[Items from an interface collection]
^^^^

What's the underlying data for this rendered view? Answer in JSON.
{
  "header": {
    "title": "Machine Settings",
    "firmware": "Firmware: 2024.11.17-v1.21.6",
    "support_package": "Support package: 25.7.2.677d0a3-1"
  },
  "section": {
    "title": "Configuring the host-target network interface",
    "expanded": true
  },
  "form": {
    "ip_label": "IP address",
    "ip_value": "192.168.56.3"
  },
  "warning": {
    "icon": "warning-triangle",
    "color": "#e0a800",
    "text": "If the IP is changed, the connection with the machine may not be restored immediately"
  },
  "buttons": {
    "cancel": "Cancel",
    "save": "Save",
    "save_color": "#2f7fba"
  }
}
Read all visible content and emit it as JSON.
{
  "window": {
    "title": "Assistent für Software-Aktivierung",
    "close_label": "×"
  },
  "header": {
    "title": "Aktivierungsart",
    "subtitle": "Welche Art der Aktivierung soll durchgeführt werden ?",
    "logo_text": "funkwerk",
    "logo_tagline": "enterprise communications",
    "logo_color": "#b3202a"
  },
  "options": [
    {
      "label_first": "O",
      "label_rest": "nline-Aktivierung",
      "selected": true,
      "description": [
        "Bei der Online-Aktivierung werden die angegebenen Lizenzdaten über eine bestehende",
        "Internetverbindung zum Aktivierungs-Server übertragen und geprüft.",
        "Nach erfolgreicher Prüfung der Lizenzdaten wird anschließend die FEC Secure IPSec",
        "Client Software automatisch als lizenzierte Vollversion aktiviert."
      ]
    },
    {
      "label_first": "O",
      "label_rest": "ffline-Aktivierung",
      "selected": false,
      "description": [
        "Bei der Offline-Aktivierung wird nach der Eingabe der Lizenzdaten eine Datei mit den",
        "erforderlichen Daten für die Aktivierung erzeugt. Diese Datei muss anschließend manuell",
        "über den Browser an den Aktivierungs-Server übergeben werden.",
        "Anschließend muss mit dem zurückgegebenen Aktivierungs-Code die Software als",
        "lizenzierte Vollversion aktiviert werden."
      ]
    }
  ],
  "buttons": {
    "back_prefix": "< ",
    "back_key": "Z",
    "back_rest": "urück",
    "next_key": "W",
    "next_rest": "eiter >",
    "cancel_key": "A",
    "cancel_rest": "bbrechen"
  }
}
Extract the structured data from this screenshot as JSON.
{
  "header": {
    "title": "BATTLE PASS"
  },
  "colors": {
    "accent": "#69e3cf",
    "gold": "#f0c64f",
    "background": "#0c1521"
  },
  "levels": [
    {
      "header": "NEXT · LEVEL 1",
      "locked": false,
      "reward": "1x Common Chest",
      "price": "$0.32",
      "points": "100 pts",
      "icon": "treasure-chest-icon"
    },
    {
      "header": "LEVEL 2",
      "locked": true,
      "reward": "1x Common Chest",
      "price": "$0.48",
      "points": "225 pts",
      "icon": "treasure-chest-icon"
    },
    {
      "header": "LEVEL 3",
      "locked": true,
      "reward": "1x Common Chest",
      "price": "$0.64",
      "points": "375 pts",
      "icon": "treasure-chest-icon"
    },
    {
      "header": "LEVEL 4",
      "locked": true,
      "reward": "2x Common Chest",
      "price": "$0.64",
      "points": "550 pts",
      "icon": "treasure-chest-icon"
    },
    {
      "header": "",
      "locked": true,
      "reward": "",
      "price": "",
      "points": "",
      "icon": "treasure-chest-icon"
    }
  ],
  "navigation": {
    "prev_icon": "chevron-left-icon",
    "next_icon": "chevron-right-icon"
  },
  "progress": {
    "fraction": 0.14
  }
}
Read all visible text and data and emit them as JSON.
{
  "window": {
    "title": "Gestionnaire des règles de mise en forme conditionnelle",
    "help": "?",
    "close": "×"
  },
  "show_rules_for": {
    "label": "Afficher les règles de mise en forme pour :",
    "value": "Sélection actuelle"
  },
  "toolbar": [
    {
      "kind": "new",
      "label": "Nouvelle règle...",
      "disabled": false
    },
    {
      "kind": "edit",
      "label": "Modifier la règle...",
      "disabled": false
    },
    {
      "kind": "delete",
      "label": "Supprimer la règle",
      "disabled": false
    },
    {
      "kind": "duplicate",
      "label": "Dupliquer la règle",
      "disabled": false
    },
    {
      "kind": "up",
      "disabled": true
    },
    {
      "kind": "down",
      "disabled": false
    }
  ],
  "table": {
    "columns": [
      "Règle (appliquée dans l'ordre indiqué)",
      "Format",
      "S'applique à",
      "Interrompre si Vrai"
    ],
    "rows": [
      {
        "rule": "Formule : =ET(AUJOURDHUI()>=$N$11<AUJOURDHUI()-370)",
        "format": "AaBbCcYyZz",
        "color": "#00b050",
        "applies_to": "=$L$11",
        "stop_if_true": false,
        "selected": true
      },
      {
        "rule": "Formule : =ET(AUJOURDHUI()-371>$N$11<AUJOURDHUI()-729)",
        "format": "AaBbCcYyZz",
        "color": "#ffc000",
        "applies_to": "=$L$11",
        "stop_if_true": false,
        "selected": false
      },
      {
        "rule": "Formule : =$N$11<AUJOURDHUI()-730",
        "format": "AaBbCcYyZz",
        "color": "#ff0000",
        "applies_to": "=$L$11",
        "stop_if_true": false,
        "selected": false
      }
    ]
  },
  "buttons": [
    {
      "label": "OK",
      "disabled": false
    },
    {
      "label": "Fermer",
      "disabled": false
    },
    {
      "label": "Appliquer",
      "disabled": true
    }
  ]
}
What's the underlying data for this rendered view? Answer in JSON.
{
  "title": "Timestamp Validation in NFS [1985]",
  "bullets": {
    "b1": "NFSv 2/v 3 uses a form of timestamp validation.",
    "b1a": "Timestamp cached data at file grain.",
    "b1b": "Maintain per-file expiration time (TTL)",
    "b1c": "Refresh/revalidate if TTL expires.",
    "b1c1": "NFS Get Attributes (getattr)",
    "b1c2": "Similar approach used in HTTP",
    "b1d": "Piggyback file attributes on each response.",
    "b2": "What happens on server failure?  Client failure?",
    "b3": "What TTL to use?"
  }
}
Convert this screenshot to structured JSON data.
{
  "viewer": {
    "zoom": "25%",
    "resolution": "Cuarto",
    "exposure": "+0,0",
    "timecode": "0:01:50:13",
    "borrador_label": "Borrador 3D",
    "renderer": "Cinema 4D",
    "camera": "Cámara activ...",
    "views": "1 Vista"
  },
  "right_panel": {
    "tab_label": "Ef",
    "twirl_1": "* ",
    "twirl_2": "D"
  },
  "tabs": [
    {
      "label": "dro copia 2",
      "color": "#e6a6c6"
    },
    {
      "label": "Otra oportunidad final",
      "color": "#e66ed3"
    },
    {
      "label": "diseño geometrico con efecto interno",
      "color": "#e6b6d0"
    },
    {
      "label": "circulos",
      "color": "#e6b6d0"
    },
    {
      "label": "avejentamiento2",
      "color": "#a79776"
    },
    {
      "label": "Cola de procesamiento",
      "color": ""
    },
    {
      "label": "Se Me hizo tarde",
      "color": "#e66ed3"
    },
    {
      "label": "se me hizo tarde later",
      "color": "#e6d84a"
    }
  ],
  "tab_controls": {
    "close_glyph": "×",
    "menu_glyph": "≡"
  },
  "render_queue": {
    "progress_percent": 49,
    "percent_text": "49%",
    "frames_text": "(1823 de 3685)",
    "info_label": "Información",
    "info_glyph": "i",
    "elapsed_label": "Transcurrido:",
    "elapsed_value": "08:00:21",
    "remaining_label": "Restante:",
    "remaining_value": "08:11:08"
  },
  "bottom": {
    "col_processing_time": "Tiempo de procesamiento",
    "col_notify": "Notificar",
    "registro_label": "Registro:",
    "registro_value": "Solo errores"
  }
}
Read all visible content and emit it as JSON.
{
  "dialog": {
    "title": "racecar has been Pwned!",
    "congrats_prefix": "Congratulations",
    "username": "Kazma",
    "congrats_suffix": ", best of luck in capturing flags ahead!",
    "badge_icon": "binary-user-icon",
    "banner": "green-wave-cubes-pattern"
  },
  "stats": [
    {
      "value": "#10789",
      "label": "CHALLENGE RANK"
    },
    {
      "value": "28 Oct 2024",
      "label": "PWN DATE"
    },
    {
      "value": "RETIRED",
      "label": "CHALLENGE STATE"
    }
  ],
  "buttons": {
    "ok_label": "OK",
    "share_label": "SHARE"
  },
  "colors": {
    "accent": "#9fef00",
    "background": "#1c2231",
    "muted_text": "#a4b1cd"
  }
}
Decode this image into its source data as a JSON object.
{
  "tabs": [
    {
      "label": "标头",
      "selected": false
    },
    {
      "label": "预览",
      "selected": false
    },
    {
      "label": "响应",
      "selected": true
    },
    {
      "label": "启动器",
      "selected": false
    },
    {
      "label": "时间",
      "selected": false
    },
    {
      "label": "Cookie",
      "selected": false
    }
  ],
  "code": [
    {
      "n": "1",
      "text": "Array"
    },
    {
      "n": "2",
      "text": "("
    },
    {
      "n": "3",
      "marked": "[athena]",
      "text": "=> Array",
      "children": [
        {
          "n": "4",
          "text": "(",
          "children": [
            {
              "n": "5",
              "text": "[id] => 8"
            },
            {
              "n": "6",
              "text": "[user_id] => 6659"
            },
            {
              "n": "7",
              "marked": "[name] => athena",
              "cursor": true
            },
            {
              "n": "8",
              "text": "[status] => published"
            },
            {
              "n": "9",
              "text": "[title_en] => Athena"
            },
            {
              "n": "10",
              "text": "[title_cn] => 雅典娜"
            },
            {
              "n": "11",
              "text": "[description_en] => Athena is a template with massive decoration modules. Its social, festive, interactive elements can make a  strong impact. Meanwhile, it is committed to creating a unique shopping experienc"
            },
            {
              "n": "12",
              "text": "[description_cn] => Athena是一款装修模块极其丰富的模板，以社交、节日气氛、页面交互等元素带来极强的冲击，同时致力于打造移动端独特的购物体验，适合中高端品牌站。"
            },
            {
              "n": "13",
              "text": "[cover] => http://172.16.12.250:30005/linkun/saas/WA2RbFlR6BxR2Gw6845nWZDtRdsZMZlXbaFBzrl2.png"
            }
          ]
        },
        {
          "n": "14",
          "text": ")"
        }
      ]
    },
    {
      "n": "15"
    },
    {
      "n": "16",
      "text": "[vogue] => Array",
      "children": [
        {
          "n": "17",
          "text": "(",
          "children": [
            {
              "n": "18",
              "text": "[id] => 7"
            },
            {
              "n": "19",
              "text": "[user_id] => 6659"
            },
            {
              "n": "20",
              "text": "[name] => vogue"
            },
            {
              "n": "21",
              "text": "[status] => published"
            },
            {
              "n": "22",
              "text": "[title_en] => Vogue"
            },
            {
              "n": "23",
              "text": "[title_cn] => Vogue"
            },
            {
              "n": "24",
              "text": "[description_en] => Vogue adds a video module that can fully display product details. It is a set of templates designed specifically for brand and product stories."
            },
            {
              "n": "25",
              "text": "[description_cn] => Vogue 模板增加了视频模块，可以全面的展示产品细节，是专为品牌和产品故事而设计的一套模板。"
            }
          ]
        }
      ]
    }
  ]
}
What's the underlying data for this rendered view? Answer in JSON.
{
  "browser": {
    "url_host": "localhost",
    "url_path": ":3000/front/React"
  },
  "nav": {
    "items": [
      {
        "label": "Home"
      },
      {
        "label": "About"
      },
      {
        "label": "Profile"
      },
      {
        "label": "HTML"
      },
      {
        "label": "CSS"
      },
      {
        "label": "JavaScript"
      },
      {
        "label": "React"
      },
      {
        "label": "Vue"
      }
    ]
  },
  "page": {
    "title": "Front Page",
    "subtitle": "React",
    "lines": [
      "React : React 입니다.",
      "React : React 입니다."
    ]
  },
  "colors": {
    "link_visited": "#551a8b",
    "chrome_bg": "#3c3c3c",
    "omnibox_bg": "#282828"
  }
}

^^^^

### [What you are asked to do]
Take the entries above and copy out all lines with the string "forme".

### [Result below]
    "title": "Gestionnaire des règles de mise en forme conditionnelle",
    "label": "Afficher les règles de mise en forme pour :",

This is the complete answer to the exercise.